The Biden-Harris victory Saturday ushered in several historical firsts: President-elect Joe Biden, who will turn 78 on November 20, is the oldest man ever to become President of the United States; Kamala Harris will be both the first woman and the first person of color to become Vice President; and Harris’s husband of six years, Douglas Emhoff, will be both the first American to earn the title “Second Gentleman,” and the first Jewish person in that role.
Mind you, for the time being, the Harrises won’t be living in the White House, but in Number One Observatory Circle, the official residence of the vice president of the United States, on the grounds of the US Naval Observatory in Washington, D.C. And it stands to reason that over the next few months we’ll get over the newness of having a woman of color standing a heartbeat away from the presidency. Also, to be sure, we’ll get over our initial annoyance with the fact that the VP is married to a Jewish man.
That last one is probably tragic, as it represents the wide acceptance of Jewish intermarriage in American society. Only a few decades ago, intermarriage was causing great anxiety and a rift that tore up our communities. Now it’s been reduced to a factoid. No big deal. Mr. Emhoff’s mother, Barbara, when asked about her son’s religious upbringing, said: “He was bar mitzvahed in New Jersey, I can tell you that.”
He then married film producer Kerstin Emhoff, a woman of mainly Swedish descent from Minneapolis, Minnesota. They were married for 16 years and had two children. After their divorce, her ex-husband married Kamala Harris in 2014. According to Harris, she and Kerstin are close friends. See? No fuss, no muss. Being a Jew who’s been married twice to non-Jewish women is just not such a big deal.
Irene Katz Connelly on Friday confirmed the above notion in the Forward (Kamala Harris and Douglas Emhoff made history for interfaith families. All Jews should celebrate that): “According to a 2013 Pew survey, the rate of interfaith marriages among non-Orthodox Jews, who make up the majority of the American Jewish population, is 71%. So it’s more likely than not that the first Jewish couple to land in the highest echelons of the executive branch would be an interfaith one.”
But wait, there’s a wrinkle.
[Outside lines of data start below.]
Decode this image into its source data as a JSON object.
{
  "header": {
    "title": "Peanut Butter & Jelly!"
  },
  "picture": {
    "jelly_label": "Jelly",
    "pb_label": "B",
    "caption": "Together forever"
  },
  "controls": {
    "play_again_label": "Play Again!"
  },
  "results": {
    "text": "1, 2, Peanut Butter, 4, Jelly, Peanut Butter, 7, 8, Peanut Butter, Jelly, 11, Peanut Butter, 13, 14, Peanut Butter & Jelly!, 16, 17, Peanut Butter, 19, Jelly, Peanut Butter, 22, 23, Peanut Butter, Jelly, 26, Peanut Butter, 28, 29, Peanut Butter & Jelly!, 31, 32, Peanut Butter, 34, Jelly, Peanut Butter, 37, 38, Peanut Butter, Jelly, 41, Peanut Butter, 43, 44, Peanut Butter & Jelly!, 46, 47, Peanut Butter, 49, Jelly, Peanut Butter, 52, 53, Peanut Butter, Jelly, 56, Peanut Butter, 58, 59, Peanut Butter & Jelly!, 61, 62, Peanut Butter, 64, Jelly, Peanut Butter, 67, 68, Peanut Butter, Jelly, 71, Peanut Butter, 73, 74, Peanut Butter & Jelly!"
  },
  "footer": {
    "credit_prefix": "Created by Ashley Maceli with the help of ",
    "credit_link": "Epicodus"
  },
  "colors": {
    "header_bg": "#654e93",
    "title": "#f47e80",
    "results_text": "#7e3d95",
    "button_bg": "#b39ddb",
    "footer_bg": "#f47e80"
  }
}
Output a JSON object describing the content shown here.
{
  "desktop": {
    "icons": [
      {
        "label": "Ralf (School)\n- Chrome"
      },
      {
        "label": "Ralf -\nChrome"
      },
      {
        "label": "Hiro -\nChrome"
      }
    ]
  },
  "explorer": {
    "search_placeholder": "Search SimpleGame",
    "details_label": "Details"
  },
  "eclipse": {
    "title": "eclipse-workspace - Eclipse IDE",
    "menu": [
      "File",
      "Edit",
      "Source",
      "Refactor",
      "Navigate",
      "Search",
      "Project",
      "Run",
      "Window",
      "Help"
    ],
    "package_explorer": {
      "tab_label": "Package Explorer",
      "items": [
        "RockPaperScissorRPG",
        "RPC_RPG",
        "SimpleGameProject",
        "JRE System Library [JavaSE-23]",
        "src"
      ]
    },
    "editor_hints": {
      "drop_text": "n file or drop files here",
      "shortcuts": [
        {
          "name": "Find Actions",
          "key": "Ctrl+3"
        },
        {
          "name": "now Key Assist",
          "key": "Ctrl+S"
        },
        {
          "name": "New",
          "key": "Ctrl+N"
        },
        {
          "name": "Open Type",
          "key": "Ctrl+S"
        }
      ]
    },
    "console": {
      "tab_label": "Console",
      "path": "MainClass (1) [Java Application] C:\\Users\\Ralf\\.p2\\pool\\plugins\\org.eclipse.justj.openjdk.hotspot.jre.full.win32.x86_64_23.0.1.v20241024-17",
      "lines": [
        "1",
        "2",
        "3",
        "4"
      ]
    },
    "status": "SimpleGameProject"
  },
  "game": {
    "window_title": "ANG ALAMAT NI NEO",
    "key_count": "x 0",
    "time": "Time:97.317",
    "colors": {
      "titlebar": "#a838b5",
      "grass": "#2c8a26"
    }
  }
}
Because Katz Connelly is clearly in pain over her own familial status and the fact that some of us are still alarmed by the disappearance of 71% of America’s Jews.
She wrote: “If, like me, you’re a Jew with a non-Jewish parent, you probably weren’t totally surprised when Israeli education minister Rafi Peretz compared intermarriage to a ‘second Holocaust.’ While we decorate Christmas trees with Jewish stars, while we teach our non-Jewish relatives the difference between bar and bat mitzvah, while our non-Jewish parents drill us on our Torah portions and gamely erect sukkahs in the backyard, we get to read mournful think pieces lamenting our existence as a ‘disheartening’ trend that threatens ‘Jewish-peoplehood power’ and inevitably leads to the creation of non-Jewish families. We are presented with the opportunity to join youth organizations that, until 2014, called on teenage leaders to ‘refrain’ from dating non-Jews. And we can take sponsored trips to Israel whose tacit purpose is to prevent us from repeating the errors of our elders.”
She argues: “Claims that interfaith marriage is a threat to Jewish survival rely on a belief that only children with traditional Jewish upbringings are Jewish ‘enough;’ such arguments disregard data suggesting that 60% of interfaith couples raise their children in partially or culturally Jewish homes.”
And that, dear reader, is the new norm in Jewish American society. It’s not news to you or me, but the sudden epic change in Washington, DC, has brought it home in as powerful a way as can be imagined. Katz Connelly celebrates the victory of intermarriage over Jewish marriage: “I’m looking forward to Christmas stockings stuffed with chocolate gelt and Hanukkah candle-lighting ceremonies during which Harris fulfills the time-honored interfaith tradition of mumble-mouthing her way through the prayers.”
“Public acceptance of the Harris-Emhoff clan could help more interfaith families venture into Jewish life, ultimately strengthening and broadening the Jewish community,” she writes, adding that “the duo, with all their ‘firsts,’ represent a choice for American Jews.”
Yes, they do.